START Record extracts
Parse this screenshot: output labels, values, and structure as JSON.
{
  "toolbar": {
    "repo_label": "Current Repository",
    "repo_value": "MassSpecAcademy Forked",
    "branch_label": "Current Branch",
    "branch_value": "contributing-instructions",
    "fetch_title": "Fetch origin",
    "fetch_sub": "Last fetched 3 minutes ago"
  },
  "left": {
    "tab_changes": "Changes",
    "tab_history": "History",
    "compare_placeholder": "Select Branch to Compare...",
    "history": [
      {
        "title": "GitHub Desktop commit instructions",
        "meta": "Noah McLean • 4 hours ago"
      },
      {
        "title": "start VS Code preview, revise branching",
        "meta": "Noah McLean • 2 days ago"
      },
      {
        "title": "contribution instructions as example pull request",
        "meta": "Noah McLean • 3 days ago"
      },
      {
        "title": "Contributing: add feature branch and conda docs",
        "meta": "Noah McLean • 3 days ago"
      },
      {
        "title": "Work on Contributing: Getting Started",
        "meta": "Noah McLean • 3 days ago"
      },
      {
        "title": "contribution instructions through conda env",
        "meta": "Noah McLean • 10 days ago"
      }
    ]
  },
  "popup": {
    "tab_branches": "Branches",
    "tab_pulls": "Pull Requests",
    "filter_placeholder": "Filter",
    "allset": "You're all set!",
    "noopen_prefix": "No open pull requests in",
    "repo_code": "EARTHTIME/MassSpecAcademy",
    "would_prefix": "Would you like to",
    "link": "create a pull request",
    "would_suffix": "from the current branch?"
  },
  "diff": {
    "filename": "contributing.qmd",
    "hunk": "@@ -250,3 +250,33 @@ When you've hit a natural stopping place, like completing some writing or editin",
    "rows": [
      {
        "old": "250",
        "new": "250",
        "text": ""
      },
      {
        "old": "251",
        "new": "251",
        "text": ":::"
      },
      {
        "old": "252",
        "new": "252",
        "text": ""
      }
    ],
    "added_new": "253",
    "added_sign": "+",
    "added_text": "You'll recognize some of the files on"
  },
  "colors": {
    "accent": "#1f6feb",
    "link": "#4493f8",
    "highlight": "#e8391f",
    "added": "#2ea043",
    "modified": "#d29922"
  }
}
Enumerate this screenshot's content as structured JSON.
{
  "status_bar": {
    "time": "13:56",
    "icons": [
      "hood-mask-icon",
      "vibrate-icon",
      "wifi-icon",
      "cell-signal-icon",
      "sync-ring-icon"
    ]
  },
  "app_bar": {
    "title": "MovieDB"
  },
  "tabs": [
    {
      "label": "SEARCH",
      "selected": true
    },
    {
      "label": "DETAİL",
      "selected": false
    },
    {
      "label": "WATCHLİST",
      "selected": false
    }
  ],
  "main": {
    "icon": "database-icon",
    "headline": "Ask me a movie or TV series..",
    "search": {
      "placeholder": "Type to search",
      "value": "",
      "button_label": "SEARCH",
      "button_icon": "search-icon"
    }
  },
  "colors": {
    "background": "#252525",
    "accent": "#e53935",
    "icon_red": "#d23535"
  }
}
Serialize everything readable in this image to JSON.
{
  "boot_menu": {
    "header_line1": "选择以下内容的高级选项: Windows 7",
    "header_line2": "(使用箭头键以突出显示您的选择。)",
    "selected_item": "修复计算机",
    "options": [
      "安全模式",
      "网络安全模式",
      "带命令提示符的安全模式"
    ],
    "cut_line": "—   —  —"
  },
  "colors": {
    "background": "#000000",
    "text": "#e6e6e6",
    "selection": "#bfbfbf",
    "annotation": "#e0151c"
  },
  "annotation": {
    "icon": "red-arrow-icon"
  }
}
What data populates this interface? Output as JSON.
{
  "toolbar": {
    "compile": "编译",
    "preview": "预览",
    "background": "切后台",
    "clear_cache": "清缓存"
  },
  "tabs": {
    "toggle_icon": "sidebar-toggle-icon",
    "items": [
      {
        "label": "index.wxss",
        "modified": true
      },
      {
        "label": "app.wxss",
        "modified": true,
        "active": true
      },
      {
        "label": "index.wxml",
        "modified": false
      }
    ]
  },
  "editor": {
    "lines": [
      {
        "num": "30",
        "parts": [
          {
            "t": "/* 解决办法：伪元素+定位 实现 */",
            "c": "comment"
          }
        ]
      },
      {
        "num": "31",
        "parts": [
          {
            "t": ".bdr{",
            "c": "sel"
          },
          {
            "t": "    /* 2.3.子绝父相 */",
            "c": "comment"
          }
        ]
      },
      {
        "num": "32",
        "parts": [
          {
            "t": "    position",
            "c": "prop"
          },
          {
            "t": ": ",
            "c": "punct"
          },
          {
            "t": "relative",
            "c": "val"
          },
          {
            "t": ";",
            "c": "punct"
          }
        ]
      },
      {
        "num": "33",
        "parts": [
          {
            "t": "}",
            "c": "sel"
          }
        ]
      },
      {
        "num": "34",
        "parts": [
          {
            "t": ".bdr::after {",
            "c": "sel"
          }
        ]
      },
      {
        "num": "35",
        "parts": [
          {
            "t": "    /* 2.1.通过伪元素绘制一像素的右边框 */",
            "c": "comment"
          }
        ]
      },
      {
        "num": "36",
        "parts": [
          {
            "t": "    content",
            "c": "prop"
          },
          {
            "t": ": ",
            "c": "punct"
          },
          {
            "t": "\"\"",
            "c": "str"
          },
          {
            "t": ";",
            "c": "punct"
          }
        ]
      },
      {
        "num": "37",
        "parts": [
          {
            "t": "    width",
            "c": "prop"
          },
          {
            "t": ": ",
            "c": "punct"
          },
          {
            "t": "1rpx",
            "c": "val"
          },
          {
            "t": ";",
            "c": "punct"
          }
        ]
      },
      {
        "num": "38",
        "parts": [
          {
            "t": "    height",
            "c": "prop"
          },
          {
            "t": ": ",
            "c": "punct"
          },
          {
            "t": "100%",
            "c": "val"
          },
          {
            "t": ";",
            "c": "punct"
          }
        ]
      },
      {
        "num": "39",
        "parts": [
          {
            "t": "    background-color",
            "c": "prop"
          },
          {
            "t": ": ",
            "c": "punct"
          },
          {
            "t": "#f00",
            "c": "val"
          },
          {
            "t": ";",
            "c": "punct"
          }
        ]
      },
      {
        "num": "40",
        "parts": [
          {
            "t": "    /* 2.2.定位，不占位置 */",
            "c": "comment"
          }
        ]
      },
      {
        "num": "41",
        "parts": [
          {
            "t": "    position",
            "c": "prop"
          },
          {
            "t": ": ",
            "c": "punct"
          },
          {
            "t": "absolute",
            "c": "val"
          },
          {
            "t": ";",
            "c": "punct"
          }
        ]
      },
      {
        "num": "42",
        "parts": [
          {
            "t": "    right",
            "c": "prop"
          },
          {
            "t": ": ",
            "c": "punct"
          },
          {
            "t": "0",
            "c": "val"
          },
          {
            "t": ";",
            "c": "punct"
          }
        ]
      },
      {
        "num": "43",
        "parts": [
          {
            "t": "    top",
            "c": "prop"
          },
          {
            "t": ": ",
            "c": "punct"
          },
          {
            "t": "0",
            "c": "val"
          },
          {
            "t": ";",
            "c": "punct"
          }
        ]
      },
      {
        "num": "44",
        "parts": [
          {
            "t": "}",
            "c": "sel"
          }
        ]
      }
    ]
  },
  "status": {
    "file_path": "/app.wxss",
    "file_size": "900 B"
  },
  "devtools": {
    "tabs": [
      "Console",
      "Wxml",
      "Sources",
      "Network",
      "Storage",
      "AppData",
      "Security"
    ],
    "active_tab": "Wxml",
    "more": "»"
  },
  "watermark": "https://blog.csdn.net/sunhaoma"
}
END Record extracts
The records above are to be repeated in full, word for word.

Parse this screenshot: output labels, values, and structure as JSON.
{
  "toolbar": {
    "repo_label": "Current Repository",
    "repo_value": "MassSpecAcademy Forked",
    "branch_label": "Current Branch",
    "branch_value": "contributing-instructions",
    "fetch_title": "Fetch origin",
    "fetch_sub": "Last fetched 3 minutes ago"
  },
  "left": {
    "tab_changes": "Changes",
    "tab_history": "History",
    "compare_placeholder": "Select Branch to Compare...",
    "history": [
      {
        "title": "GitHub Desktop commit instructions",
        "meta": "Noah McLean • 4 hours ago"
      },
      {
        "title": "start VS Code preview, revise branching",
        "meta": "Noah McLean • 2 days ago"
      },
      {
        "title": "contribution instructions as example pull request",
        "meta": "Noah McLean • 3 days ago"
      },
      {
        "title": "Contributing: add feature branch and conda docs",
        "meta": "Noah McLean • 3 days ago"
      },
      {
        "title": "Work on Contributing: Getting Started",
        "meta": "Noah McLean • 3 days ago"
      },
      {
        "title": "contribution instructions through conda env",
        "meta": "Noah McLean • 10 days ago"
      }
    ]
  },
  "popup": {
    "tab_branches": "Branches",
    "tab_pulls": "Pull Requests",
    "filter_placeholder": "Filter",
    "allset": "You're all set!",
    "noopen_prefix": "No open pull requests in",
    "repo_code": "EARTHTIME/MassSpecAcademy",
    "would_prefix": "Would you like to",
    "link": "create a pull request",
    "would_suffix": "from the current branch?"
  },
  "diff": {
    "filename": "contributing.qmd",
    "hunk": "@@ -250,3 +250,33 @@ When you've hit a natural stopping place, like completing some writing or editin",
    "rows": [
      {
        "old": "250",
        "new": "250",
        "text": ""
      },
      {
        "old": "251",
        "new": "251",
        "text": ":::"
      },
      {
        "old": "252",
        "new": "252",
        "text": ""
      }
    ],
    "added_new": "253",
    "added_sign": "+",
    "added_text": "You'll recognize some of the files on"
  },
  "colors": {
    "accent": "#1f6feb",
    "link": "#4493f8",
    "highlight": "#e8391f",
    "added": "#2ea043",
    "modified": "#d29922"
  }
}
Enumerate this screenshot's content as structured JSON.
{
  "status_bar": {
    "time": "13:56",
    "icons": [
      "hood-mask-icon",
      "vibrate-icon",
      "wifi-icon",
      "cell-signal-icon",
      "sync-ring-icon"
    ]
  },
  "app_bar": {
    "title": "MovieDB"
  },
  "tabs": [
    {
      "label": "SEARCH",
      "selected": true
    },
    {
      "label": "DETAİL",
      "selected": false
    },
    {
      "label": "WATCHLİST",
      "selected": false
    }
  ],
  "main": {
    "icon": "database-icon",
    "headline": "Ask me a movie or TV series..",
    "search": {
      "placeholder": "Type to search",
      "value": "",
      "button_label": "SEARCH",
      "button_icon": "search-icon"
    }
  },
  "colors": {
    "background": "#252525",
    "accent": "#e53935",
    "icon_red": "#d23535"
  }
}
Serialize everything readable in this image to JSON.
{
  "boot_menu": {
    "header_line1": "选择以下内容的高级选项: Windows 7",
    "header_line2": "(使用箭头键以突出显示您的选择。)",
    "selected_item": "修复计算机",
    "options": [
      "安全模式",
      "网络安全模式",
      "带命令提示符的安全模式"
    ],
    "cut_line": "—   —  —"
  },
  "colors": {
    "background": "#000000",
    "text": "#e6e6e6",
    "selection": "#bfbfbf",
    "annotation": "#e0151c"
  },
  "annotation": {
    "icon": "red-arrow-icon"
  }
}
What data populates this interface? Output as JSON.
{
  "toolbar": {
    "compile": "编译",
    "preview": "预览",
    "background": "切后台",
    "clear_cache": "清缓存"
  },
  "tabs": {
    "toggle_icon": "sidebar-toggle-icon",
    "items": [
      {
        "label": "index.wxss",
        "modified": true
      },
      {
        "label": "app.wxss",
        "modified": true,
        "active": true
      },
      {
        "label": "index.wxml",
        "modified": false
      }
    ]
  },
  "editor": {
    "lines": [
      {
        "num": "30",
        "parts": [
          {
            "t": "/* 解决办法：伪元素+定位 实现 */",
            "c": "comment"
          }
        ]
      },
      {
        "num": "31",
        "parts": [
          {
            "t": ".bdr{",
            "c": "sel"
          },
          {
            "t": "    /* 2.3.子绝父相 */",
            "c": "comment"
          }
        ]
      },
      {
        "num": "32",
        "parts": [
          {
            "t": "    position",
            "c": "prop"
          },
          {
            "t": ": ",
            "c": "punct"
          },
          {
            "t": "relative",
            "c": "val"
          },
          {
            "t": ";",
            "c": "punct"
          }
        ]
      },
      {
        "num": "33",
        "parts": [
          {
            "t": "}",
            "c": "sel"
          }
        ]
      },
      {
        "num": "34",
        "parts": [
          {
            "t": ".bdr::after {",
            "c": "sel"
          }
        ]
      },
      {
        "num": "35",
        "parts": [
          {
            "t": "    /* 2.1.通过伪元素绘制一像素的右边框 */",
            "c": "comment"
          }
        ]
      },
      {
        "num": "36",
        "parts": [
          {
            "t": "    content",
            "c": "prop"
          },
          {
            "t": ": ",
            "c": "punct"
          },
          {
            "t": "\"\"",
            "c": "str"
          },
          {
            "t": ";",
            "c": "punct"
          }
        ]
      },
      {
        "num": "37",
        "parts": [
          {
            "t": "    width",
            "c": "prop"
          },
          {
            "t": ": ",
            "c": "punct"
          },
          {
            "t": "1rpx",
            "c": "val"
          },
          {
            "t": ";",
            "c": "punct"
          }
        ]
      },
      {
        "num": "38",
        "parts": [
          {
            "t": "    height",
            "c": "prop"
          },
          {
            "t": ": ",
            "c": "punct"
          },
          {
            "t": "100%",
            "c": "val"
          },
          {
            "t": ";",
            "c": "punct"
          }
        ]
      },
      {
        "num": "39",
        "parts": [
          {
            "t": "    background-color",
            "c": "prop"
          },
          {
            "t": ": ",
            "c": "punct"
          },
          {
            "t": "#f00",
            "c": "val"
          },
          {
            "t": ";",
            "c": "punct"
          }
        ]
      },
      {
        "num": "40",
        "parts": [
          {
            "t": "    /* 2.2.定位，不占位置 */",
            "c": "comment"
          }
        ]
      },
      {
        "num": "41",
        "parts": [
          {
            "t": "    position",
            "c": "prop"
          },
          {
            "t": ": ",
            "c": "punct"
          },
          {
            "t": "absolute",
            "c": "val"
          },
          {
            "t": ";",
            "c": "punct"
          }
        ]
      },
      {
        "num": "42",
        "parts": [
          {
            "t": "    right",
            "c": "prop"
          },
          {
            "t": ": ",
            "c": "punct"
          },
          {
            "t": "0",
            "c": "val"
          },
          {
            "t": ";",
            "c": "punct"
          }
        ]
      },
      {
        "num": "43",
        "parts": [
          {
            "t": "    top",
            "c": "prop"
          },
          {
            "t": ": ",
            "c": "punct"
          },
          {
            "t": "0",
            "c": "val"
          },
          {
            "t": ";",
            "c": "punct"
          }
        ]
      },
      {
        "num": "44",
        "parts": [
          {
            "t": "}",
            "c": "sel"
          }
        ]
      }
    ]
  },
  "status": {
    "file_path": "/app.wxss",
    "file_size": "900 B"
  },
  "devtools": {
    "tabs": [
      "Console",
      "Wxml",
      "Sources",
      "Network",
      "Storage",
      "AppData",
      "Security"
    ],
    "active_tab": "Wxml",
    "more": "»"
  },
  "watermark": "https://blog.csdn.net/sunhaoma"
}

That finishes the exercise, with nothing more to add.